Dark Icelandic Literature
One of the ways for me to retain the feeling of Iceland is to read about it. However, of late, these have been dark books.
Arnaldur Indridason is the well-known writer of detective fiction. In “The Draining Lake” what is revealed when the water goes down is a complex back story of the Cold War and Icelanders abroad in East Germany. Protagonist Inspector Erlendur’s investigation reveals the truth–although his character is often revealed as a troubled one–repressed and depressed, and haunted by its own losses.
“Last Rituals” is essentially suspense lite. Author Yrsa Sigurdardottir brews up a stew of witchcraft and dysfunctional family, but not much about the book seems particularly Icelandic–except maybe the bad driving.
Olafur Gunnarsson’s “Troll’s Cathedral” is long and sprawling–and indeed very dark. It hinges on the rape of a child, but equally compelling is a plot that revolves around ambition, debt, betrayal, and in the fashion of the Scandinavian playwrights, architecture. At first I thought this was a masterpiece, then it seemed too slow and laborious, but after it was done I found myself haunted.
I really should just buckle down and get well into “Independent People” by Nobel prize winner Halldor Laxness. Yes, it is about sheep, but so is Iceland.

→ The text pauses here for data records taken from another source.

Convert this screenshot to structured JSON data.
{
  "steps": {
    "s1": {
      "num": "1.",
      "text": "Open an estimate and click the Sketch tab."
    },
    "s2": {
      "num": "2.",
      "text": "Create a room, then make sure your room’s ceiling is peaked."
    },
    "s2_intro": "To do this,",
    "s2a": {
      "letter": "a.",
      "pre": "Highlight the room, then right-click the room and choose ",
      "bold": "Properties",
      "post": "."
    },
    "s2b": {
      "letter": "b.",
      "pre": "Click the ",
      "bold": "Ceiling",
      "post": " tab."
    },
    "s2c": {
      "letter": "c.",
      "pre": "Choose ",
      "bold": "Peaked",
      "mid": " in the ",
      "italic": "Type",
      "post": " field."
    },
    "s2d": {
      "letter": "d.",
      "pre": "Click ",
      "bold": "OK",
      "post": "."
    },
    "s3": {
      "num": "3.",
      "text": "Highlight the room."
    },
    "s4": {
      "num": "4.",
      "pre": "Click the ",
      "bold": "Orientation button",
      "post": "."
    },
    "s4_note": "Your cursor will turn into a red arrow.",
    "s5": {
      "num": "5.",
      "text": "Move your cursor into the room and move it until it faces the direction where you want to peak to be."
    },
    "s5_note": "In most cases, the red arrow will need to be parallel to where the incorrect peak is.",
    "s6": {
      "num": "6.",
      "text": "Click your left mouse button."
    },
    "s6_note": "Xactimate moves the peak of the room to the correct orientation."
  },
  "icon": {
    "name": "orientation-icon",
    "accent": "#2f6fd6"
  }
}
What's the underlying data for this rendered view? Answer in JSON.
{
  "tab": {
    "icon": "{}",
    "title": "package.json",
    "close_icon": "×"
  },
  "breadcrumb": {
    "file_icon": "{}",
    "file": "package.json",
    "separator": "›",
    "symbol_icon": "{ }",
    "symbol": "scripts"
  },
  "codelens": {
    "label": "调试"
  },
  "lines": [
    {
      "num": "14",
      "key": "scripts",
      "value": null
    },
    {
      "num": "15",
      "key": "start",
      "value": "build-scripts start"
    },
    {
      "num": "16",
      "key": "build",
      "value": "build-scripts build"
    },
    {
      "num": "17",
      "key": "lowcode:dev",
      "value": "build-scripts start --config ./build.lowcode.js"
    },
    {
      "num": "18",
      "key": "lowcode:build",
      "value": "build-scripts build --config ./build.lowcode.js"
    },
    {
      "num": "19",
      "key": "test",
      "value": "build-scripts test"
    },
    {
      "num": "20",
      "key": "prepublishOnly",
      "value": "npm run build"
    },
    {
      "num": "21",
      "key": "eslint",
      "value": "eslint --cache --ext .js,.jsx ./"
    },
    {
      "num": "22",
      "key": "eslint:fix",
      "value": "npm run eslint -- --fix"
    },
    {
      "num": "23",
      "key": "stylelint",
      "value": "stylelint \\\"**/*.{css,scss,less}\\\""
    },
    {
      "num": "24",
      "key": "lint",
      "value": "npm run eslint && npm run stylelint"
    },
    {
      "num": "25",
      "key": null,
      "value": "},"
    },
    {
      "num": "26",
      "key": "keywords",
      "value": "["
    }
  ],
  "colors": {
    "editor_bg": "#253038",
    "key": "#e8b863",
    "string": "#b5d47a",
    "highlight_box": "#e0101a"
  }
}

On a lighter note, some luminous work by artist Kristveig Halldórsdóttir of Gullkistan Residency.